### Work request
Among the records below, find the lines with the word "House" and copy them.

### Provided data
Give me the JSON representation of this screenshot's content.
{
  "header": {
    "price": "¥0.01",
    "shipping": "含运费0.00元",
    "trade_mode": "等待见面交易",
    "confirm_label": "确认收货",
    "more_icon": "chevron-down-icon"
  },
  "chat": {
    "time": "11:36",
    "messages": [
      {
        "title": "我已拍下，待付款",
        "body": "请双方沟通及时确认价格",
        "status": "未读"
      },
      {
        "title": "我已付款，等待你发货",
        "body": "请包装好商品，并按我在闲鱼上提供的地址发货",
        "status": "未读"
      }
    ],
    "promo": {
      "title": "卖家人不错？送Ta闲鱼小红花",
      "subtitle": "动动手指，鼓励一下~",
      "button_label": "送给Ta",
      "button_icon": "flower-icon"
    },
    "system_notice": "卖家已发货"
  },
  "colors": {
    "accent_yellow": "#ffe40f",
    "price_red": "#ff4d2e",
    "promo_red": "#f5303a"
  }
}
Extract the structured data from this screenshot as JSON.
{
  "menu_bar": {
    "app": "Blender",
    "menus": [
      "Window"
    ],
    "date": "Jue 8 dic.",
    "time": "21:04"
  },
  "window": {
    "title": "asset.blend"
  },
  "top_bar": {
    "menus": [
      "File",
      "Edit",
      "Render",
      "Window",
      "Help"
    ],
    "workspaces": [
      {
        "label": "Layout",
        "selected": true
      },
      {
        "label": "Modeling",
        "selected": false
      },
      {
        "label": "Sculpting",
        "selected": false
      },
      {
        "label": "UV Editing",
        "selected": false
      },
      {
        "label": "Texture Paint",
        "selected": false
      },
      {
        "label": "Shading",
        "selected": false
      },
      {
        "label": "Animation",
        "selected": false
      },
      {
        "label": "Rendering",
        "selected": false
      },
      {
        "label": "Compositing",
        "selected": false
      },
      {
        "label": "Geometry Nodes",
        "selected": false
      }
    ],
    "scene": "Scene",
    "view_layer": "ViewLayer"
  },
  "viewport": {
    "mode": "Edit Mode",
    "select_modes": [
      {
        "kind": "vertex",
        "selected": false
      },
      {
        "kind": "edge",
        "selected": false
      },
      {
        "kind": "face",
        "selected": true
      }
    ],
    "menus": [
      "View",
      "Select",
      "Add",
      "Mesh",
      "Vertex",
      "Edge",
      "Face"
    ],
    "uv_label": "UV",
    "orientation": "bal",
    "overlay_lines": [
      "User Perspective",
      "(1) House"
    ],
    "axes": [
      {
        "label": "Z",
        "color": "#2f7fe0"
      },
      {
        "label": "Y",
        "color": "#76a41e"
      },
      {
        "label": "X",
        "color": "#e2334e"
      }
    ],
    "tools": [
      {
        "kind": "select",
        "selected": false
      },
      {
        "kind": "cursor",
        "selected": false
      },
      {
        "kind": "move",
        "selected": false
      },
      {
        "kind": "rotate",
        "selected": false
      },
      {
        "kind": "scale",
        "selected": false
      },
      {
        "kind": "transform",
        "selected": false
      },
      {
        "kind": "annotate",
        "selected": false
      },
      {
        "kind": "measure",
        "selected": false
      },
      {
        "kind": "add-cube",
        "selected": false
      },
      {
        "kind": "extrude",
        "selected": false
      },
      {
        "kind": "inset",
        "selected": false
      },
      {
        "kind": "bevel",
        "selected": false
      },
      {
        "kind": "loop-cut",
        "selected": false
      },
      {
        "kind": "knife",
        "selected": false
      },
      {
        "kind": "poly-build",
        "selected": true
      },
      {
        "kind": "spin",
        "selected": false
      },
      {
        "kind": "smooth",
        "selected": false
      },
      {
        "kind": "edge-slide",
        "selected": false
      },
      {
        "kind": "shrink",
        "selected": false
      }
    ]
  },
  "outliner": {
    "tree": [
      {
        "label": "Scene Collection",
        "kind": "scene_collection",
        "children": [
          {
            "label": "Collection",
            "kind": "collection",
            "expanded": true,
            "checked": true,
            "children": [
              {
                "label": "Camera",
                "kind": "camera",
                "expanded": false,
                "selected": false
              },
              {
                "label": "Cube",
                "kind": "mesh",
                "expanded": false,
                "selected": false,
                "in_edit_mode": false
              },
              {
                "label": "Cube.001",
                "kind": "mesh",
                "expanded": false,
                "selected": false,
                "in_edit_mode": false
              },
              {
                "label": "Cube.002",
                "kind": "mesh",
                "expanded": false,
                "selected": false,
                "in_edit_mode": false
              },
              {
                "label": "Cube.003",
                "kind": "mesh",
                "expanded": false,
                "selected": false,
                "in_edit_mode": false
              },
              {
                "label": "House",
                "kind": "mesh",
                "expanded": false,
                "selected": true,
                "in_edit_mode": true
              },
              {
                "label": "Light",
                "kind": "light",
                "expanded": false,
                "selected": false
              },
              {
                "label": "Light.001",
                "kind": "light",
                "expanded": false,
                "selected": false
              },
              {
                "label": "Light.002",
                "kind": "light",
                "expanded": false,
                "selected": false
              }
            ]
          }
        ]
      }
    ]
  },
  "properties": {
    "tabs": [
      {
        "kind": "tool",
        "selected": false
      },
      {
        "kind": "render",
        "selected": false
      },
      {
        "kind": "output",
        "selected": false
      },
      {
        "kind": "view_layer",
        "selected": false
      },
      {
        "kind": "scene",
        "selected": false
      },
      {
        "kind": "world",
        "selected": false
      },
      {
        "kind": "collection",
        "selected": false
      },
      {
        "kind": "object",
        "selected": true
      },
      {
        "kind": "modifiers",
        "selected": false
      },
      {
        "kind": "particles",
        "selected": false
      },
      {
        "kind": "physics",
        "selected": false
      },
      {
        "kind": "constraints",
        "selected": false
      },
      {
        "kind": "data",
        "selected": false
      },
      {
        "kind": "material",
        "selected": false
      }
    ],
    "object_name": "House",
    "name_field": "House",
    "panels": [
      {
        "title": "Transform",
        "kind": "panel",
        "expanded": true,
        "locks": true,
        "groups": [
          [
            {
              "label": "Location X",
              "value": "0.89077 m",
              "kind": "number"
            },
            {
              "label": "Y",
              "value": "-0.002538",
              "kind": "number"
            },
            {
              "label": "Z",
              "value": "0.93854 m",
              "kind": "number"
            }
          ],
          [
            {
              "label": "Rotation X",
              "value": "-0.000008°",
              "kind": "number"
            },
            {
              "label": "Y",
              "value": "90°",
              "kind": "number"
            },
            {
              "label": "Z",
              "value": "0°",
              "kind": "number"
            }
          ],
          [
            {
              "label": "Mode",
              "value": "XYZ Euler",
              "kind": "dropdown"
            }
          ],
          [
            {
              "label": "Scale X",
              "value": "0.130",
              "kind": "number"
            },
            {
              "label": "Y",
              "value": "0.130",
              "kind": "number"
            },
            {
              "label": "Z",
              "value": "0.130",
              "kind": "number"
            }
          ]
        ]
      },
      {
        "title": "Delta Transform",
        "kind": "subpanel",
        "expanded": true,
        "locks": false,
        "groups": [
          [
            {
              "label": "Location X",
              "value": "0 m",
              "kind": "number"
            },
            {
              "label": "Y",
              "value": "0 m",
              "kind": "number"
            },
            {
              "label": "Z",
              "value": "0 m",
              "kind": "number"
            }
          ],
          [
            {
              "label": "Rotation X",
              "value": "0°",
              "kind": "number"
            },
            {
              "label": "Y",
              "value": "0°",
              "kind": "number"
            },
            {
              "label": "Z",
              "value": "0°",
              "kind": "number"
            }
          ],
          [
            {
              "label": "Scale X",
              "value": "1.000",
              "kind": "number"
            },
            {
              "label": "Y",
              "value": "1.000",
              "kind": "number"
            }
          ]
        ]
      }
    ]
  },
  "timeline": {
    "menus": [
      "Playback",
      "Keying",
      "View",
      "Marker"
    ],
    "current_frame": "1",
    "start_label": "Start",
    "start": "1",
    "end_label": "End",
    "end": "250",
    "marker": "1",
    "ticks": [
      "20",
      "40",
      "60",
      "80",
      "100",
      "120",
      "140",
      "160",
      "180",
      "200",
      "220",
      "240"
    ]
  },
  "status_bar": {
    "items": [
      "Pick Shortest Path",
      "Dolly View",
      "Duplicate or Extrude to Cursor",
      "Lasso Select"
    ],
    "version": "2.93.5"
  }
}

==

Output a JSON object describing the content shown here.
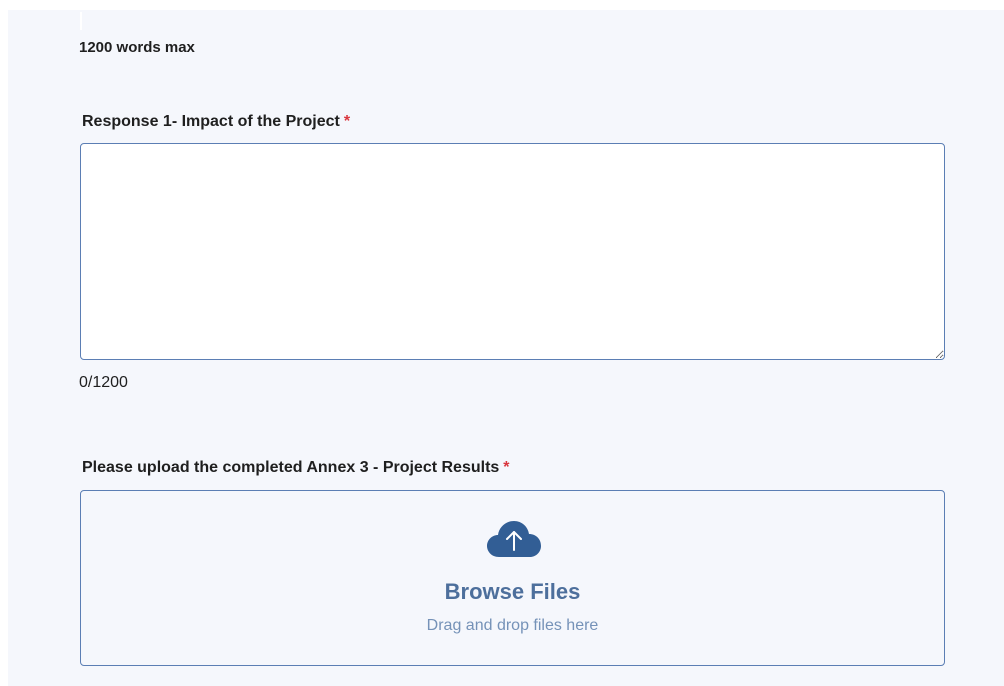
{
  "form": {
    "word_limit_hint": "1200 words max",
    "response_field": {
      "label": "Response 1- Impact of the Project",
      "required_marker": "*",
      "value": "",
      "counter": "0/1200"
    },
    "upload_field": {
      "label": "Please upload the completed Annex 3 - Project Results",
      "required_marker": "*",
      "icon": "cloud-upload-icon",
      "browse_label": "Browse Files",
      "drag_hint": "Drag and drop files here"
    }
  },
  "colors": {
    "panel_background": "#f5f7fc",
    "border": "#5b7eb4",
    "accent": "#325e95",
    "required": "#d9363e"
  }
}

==

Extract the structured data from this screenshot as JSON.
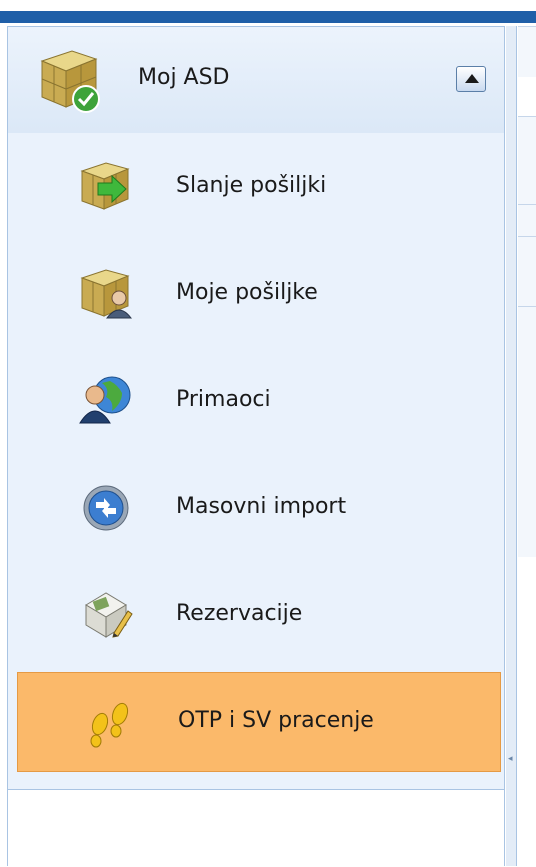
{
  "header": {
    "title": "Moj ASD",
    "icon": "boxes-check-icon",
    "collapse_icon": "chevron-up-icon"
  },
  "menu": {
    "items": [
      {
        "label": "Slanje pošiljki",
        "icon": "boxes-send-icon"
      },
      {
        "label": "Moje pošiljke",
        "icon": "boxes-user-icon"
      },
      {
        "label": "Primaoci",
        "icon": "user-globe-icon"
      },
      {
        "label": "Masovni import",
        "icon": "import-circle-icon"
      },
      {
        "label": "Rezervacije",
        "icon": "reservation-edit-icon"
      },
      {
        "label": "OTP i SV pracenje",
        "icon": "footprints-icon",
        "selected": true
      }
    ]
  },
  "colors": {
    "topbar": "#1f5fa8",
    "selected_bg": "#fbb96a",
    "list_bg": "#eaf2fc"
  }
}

### Your response
      "(1) House"
                "label": "House",
    "object_name": "House",
    "name_field": "House",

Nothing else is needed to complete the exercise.